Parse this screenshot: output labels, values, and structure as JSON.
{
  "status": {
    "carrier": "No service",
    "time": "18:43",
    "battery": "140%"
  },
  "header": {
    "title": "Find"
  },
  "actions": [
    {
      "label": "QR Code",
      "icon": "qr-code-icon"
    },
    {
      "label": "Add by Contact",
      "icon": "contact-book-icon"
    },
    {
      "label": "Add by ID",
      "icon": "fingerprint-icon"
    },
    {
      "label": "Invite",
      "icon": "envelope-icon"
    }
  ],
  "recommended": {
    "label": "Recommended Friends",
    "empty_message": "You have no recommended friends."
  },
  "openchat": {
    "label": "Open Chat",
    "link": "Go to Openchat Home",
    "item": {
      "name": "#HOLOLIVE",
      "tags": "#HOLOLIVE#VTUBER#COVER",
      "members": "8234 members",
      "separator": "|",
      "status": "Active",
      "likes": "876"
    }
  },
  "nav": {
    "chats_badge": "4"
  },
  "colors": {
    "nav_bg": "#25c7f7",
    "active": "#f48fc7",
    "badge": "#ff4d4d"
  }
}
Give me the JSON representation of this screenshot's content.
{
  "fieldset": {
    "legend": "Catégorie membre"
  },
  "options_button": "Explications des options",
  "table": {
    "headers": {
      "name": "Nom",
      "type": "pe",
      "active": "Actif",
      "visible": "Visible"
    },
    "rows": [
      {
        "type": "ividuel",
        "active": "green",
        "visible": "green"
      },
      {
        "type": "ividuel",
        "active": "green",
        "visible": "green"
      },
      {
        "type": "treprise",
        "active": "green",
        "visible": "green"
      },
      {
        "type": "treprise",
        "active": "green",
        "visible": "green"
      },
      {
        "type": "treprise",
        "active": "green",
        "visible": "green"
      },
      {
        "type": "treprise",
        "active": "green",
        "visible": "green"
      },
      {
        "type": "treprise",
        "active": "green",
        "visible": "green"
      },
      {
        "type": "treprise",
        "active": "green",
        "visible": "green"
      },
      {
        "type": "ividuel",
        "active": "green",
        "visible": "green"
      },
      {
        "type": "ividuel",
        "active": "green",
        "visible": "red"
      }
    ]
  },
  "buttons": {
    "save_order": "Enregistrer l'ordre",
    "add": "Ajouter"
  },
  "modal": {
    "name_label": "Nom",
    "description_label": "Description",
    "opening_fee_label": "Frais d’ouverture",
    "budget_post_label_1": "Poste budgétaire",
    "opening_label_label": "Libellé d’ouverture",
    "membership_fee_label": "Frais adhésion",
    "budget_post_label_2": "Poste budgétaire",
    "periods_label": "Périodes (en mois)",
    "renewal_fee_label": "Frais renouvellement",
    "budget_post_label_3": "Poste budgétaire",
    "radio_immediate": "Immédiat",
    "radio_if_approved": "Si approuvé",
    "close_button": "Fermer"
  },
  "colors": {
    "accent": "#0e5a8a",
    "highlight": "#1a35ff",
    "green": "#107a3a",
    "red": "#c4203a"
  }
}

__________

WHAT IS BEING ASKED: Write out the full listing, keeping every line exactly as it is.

REPLY:
Parse this screenshot: output labels, values, and structure as JSON.
{
  "status": {
    "carrier": "No service",
    "time": "18:43",
    "battery": "140%"
  },
  "header": {
    "title": "Find"
  },
  "actions": [
    {
      "label": "QR Code",
      "icon": "qr-code-icon"
    },
    {
      "label": "Add by Contact",
      "icon": "contact-book-icon"
    },
    {
      "label": "Add by ID",
      "icon": "fingerprint-icon"
    },
    {
      "label": "Invite",
      "icon": "envelope-icon"
    }
  ],
  "recommended": {
    "label": "Recommended Friends",
    "empty_message": "You have no recommended friends."
  },
  "openchat": {
    "label": "Open Chat",
    "link": "Go to Openchat Home",
    "item": {
      "name": "#HOLOLIVE",
      "tags": "#HOLOLIVE#VTUBER#COVER",
      "members": "8234 members",
      "separator": "|",
      "status": "Active",
      "likes": "876"
    }
  },
  "nav": {
    "chats_badge": "4"
  },
  "colors": {
    "nav_bg": "#25c7f7",
    "active": "#f48fc7",
    "badge": "#ff4d4d"
  }
}
Give me the JSON representation of this screenshot's content.
{
  "fieldset": {
    "legend": "Catégorie membre"
  },
  "options_button": "Explications des options",
  "table": {
    "headers": {
      "name": "Nom",
      "type": "pe",
      "active": "Actif",
      "visible": "Visible"
    },
    "rows": [
      {
        "type": "ividuel",
        "active": "green",
        "visible": "green"
      },
      {
        "type": "ividuel",
        "active": "green",
        "visible": "green"
      },
      {
        "type": "treprise",
        "active": "green",
        "visible": "green"
      },
      {
        "type": "treprise",
        "active": "green",
        "visible": "green"
      },
      {
        "type": "treprise",
        "active": "green",
        "visible": "green"
      },
      {
        "type": "treprise",
        "active": "green",
        "visible": "green"
      },
      {
        "type": "treprise",
        "active": "green",
        "visible": "green"
      },
      {
        "type": "treprise",
        "active": "green",
        "visible": "green"
      },
      {
        "type": "ividuel",
        "active": "green",
        "visible": "green"
      },
      {
        "type": "ividuel",
        "active": "green",
        "visible": "red"
      }
    ]
  },
  "buttons": {
    "save_order": "Enregistrer l'ordre",
    "add": "Ajouter"
  },
  "modal": {
    "name_label": "Nom",
    "description_label": "Description",
    "opening_fee_label": "Frais d’ouverture",
    "budget_post_label_1": "Poste budgétaire",
    "opening_label_label": "Libellé d’ouverture",
    "membership_fee_label": "Frais adhésion",
    "budget_post_label_2": "Poste budgétaire",
    "periods_label": "Périodes (en mois)",
    "renewal_fee_label": "Frais renouvellement",
    "budget_post_label_3": "Poste budgétaire",
    "radio_immediate": "Immédiat",
    "radio_if_approved": "Si approuvé",
    "close_button": "Fermer"
  },
  "colors": {
    "accent": "#0e5a8a",
    "highlight": "#1a35ff",
    "green": "#107a3a",
    "red": "#c4203a"
  }
}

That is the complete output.